Items from an interface collection:
********************

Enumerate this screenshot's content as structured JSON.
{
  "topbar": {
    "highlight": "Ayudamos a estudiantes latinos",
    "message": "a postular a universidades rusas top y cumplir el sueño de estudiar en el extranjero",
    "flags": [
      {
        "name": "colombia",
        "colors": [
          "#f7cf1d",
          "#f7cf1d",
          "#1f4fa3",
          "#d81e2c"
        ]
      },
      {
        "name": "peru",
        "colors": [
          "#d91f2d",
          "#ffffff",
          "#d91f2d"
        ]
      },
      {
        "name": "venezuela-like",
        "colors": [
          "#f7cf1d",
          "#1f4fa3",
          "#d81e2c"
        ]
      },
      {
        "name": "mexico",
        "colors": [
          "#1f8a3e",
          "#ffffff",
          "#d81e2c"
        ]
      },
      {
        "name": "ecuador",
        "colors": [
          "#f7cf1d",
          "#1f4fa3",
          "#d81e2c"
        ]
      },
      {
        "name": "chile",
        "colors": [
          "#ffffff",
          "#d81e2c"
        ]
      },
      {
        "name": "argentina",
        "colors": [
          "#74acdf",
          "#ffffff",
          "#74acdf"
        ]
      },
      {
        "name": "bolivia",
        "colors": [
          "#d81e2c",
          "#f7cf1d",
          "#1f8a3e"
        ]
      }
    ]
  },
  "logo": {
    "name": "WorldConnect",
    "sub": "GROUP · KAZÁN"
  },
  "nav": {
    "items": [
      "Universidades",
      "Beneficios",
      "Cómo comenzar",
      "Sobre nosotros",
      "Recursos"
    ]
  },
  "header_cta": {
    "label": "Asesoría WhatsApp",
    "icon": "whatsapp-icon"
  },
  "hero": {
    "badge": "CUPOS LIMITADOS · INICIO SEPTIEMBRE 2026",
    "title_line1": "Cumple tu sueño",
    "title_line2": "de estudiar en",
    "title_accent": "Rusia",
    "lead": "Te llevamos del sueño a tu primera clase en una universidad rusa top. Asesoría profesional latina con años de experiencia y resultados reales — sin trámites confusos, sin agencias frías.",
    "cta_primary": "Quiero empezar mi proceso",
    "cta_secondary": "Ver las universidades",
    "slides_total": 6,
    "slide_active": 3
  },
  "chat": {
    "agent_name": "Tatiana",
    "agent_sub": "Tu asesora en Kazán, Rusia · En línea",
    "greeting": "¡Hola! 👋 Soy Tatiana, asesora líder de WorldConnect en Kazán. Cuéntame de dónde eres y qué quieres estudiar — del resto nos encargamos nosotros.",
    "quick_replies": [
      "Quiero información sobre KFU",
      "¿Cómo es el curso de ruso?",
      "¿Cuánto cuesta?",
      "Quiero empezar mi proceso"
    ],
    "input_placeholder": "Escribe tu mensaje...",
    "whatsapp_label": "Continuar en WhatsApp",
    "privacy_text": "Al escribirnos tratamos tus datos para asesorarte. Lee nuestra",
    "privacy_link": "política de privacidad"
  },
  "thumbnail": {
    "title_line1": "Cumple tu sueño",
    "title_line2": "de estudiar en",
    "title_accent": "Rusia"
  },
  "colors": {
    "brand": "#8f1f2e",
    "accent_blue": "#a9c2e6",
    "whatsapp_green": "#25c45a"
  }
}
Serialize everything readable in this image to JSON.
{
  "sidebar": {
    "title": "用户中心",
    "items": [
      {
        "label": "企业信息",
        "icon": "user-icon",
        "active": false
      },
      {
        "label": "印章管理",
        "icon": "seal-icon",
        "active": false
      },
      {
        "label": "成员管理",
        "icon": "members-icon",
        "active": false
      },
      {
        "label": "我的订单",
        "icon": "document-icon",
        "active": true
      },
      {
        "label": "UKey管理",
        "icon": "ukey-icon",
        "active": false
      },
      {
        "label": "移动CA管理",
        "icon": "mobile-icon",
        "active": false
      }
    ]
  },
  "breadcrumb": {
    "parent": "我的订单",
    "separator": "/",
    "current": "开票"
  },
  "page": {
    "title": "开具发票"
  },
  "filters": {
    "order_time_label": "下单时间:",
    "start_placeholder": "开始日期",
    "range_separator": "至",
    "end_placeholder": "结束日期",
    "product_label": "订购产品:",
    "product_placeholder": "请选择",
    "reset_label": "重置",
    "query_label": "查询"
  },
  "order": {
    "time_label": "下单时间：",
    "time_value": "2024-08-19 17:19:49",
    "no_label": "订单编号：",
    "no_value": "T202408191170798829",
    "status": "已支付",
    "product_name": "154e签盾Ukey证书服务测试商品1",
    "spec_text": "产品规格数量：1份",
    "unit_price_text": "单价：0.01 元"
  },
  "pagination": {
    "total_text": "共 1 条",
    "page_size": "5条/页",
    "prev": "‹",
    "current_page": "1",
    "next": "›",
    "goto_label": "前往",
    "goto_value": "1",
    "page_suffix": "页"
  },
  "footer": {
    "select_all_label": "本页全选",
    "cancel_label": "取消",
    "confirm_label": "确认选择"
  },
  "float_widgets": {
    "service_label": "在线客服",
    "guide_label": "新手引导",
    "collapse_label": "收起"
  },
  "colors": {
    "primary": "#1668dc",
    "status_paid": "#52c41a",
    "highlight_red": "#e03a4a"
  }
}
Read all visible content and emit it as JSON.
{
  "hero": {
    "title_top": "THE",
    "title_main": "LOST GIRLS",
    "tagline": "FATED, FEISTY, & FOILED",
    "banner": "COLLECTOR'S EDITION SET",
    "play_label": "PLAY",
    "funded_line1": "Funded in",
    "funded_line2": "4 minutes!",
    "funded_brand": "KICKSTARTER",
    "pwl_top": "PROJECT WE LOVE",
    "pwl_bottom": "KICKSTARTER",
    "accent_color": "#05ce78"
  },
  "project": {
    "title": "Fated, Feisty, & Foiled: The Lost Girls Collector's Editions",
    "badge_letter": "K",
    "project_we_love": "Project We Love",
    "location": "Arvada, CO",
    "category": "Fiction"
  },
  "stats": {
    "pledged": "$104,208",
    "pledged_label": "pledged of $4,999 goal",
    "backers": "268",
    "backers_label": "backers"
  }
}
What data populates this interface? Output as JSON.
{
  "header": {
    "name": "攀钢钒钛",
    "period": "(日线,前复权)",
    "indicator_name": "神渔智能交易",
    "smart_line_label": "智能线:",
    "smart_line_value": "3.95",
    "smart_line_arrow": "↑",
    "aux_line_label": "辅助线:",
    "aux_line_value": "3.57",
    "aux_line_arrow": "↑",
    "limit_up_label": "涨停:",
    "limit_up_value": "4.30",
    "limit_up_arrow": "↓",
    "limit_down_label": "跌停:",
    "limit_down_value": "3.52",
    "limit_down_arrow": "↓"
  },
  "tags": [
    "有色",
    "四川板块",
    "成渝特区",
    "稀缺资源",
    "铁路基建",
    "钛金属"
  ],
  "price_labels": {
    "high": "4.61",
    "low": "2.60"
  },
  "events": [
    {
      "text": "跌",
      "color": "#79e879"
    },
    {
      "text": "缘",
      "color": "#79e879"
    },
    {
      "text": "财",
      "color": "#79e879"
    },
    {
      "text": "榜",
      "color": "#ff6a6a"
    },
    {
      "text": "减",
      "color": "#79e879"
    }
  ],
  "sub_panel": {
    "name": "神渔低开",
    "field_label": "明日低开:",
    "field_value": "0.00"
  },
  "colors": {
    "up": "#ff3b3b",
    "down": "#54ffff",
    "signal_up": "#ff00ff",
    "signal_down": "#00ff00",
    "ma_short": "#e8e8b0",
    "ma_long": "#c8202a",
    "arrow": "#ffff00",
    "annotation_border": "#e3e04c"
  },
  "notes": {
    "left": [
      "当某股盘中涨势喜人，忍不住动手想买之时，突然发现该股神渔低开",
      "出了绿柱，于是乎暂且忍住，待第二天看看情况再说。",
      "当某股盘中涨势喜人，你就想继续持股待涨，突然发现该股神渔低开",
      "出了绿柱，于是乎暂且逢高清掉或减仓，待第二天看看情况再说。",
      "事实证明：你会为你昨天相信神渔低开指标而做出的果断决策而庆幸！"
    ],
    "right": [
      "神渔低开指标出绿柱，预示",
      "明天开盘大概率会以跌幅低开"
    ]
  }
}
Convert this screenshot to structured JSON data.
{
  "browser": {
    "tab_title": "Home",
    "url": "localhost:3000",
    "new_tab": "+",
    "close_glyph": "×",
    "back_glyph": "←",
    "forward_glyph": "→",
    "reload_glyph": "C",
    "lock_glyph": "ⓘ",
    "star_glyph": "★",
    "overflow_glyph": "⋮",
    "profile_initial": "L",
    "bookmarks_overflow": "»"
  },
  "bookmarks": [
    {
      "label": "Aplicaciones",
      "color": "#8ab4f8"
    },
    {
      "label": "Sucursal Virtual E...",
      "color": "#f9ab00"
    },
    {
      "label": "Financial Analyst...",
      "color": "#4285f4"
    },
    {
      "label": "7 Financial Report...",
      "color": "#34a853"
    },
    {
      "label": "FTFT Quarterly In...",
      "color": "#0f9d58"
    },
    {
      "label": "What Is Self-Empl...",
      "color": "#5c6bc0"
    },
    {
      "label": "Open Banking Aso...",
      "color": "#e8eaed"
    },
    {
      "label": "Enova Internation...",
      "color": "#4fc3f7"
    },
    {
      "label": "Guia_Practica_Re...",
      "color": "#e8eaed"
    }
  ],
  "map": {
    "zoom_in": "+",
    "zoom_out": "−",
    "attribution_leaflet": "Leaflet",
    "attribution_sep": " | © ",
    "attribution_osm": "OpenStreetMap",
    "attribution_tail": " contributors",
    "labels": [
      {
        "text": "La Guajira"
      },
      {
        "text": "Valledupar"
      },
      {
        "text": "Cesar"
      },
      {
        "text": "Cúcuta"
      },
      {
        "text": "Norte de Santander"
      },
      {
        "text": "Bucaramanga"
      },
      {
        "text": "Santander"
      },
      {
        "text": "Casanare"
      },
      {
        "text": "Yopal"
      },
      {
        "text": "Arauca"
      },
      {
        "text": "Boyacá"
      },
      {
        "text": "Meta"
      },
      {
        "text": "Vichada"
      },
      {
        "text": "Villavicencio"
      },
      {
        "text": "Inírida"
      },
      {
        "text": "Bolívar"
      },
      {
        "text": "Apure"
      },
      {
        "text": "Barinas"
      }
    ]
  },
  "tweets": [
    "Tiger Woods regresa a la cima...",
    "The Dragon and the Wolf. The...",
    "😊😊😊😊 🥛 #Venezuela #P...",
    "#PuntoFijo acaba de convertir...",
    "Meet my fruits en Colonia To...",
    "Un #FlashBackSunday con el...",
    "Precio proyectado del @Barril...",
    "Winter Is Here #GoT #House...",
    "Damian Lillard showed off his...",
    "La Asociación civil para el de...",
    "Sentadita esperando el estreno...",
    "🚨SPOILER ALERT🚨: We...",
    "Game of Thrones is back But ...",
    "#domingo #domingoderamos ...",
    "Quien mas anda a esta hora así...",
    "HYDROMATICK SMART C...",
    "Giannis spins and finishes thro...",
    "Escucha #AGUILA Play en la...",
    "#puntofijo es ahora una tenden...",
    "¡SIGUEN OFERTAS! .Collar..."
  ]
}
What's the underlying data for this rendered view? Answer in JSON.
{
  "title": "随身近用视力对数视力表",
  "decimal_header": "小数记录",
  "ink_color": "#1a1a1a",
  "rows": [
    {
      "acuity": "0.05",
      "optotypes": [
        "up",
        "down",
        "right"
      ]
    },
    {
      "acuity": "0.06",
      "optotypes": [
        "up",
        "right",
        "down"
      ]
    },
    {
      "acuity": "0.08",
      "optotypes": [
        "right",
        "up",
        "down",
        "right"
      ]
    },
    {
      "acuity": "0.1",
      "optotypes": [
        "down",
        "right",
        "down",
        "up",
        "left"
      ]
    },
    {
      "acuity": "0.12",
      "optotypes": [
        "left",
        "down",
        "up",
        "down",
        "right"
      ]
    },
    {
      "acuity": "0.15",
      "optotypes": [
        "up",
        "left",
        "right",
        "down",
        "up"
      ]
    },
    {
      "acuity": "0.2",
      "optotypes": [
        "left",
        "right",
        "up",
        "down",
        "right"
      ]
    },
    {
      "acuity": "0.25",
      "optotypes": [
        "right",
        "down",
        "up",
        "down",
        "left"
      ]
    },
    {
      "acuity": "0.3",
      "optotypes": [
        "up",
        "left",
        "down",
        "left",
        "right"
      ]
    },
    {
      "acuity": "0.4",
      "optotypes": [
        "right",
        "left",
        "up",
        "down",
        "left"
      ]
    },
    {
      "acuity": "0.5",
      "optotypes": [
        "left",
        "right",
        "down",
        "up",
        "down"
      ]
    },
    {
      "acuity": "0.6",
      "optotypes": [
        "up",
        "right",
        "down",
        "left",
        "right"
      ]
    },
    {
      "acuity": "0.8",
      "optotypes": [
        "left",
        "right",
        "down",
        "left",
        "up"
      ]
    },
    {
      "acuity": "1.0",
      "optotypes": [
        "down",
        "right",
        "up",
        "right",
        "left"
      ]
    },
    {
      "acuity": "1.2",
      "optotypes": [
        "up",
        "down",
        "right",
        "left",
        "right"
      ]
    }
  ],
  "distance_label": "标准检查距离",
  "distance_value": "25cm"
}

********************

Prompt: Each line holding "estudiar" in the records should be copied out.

Response to this exercise:
    "message": "a postular a universidades rusas top y cumplir el sueño de estudiar en el extranjero",
    "title_line2": "de estudiar en",
    "greeting": "¡Hola! 👋 Soy Tatiana, asesora líder de WorldConnect en Kazán. Cuéntame de dónde eres y qué quieres estudiar — del resto nos encargamos nosotros.",
    "title_line2": "de estudiar en",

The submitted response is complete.